[Component data from apps and pages]
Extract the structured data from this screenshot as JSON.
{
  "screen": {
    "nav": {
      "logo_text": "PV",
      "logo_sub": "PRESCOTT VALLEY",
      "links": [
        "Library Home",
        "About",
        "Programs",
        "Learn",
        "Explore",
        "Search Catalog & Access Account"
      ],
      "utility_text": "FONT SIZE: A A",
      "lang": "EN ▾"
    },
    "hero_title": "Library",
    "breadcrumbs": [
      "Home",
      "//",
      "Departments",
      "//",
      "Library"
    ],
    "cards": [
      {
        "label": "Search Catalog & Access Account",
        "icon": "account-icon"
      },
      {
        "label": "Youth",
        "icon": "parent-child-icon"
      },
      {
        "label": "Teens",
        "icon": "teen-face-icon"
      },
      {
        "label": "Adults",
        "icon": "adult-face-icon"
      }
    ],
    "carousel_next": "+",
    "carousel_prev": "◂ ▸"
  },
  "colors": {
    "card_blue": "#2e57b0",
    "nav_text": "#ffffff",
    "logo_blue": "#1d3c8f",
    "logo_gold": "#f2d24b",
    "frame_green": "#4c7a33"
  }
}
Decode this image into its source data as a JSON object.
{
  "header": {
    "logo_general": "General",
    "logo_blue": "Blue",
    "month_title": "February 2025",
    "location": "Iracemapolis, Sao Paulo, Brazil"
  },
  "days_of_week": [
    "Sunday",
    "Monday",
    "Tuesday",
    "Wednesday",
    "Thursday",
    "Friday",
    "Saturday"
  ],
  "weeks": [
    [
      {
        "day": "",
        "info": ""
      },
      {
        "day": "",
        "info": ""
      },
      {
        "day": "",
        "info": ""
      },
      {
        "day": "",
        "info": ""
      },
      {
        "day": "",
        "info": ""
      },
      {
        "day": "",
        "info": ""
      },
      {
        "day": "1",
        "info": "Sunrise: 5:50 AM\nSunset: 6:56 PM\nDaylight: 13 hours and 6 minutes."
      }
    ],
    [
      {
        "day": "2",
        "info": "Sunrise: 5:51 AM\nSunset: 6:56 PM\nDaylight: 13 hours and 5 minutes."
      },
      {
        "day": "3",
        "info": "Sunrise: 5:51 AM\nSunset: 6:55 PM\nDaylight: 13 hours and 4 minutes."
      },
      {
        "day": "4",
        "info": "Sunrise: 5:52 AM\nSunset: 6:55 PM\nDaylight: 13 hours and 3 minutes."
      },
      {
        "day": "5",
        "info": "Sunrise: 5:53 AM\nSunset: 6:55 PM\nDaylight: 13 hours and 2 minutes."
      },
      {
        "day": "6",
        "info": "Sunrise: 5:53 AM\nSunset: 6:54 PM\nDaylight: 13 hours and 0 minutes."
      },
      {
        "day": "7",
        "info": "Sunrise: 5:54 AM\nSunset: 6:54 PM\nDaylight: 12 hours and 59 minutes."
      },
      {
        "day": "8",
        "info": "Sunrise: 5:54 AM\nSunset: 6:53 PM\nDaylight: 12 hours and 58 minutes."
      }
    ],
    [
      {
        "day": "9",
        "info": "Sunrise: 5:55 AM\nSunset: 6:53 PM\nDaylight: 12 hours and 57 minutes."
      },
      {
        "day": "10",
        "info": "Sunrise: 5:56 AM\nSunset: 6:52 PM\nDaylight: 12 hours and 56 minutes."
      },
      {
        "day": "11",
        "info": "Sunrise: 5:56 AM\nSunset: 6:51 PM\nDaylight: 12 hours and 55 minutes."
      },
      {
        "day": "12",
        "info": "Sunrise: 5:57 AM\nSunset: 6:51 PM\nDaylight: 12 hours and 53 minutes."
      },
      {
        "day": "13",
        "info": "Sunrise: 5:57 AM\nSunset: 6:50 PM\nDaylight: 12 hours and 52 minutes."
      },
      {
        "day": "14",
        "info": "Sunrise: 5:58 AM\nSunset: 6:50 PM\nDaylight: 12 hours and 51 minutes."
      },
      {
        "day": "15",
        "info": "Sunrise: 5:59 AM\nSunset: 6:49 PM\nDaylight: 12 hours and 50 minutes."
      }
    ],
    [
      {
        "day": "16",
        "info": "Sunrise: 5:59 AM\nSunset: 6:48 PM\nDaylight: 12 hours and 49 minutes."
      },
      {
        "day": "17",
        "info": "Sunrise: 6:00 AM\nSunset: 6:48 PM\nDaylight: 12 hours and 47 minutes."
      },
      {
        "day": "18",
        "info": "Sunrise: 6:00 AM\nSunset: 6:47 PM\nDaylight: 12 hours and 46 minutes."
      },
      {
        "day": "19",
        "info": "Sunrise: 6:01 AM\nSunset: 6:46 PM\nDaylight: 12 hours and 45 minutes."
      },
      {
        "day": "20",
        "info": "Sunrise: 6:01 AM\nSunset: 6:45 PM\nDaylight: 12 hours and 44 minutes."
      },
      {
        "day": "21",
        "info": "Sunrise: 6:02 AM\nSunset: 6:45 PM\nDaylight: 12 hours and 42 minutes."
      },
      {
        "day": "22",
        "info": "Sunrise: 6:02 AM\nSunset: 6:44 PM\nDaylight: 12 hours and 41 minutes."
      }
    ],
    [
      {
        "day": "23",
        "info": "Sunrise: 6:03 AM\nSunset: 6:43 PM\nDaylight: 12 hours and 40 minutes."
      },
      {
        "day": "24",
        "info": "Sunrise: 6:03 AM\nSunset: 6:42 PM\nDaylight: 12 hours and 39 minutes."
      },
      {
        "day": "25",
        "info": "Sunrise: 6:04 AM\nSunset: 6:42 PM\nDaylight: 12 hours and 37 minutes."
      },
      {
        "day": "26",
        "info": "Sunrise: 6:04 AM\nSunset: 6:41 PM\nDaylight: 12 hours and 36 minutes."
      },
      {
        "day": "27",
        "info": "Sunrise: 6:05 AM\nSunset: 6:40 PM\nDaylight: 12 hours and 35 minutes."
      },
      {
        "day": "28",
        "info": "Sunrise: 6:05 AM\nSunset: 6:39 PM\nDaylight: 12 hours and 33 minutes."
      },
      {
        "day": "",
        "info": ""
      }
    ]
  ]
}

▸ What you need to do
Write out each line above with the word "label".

▸ Written answer
        "label": "Search Catalog & Access Account",
        "label": "Youth",
        "label": "Teens",
        "label": "Adults",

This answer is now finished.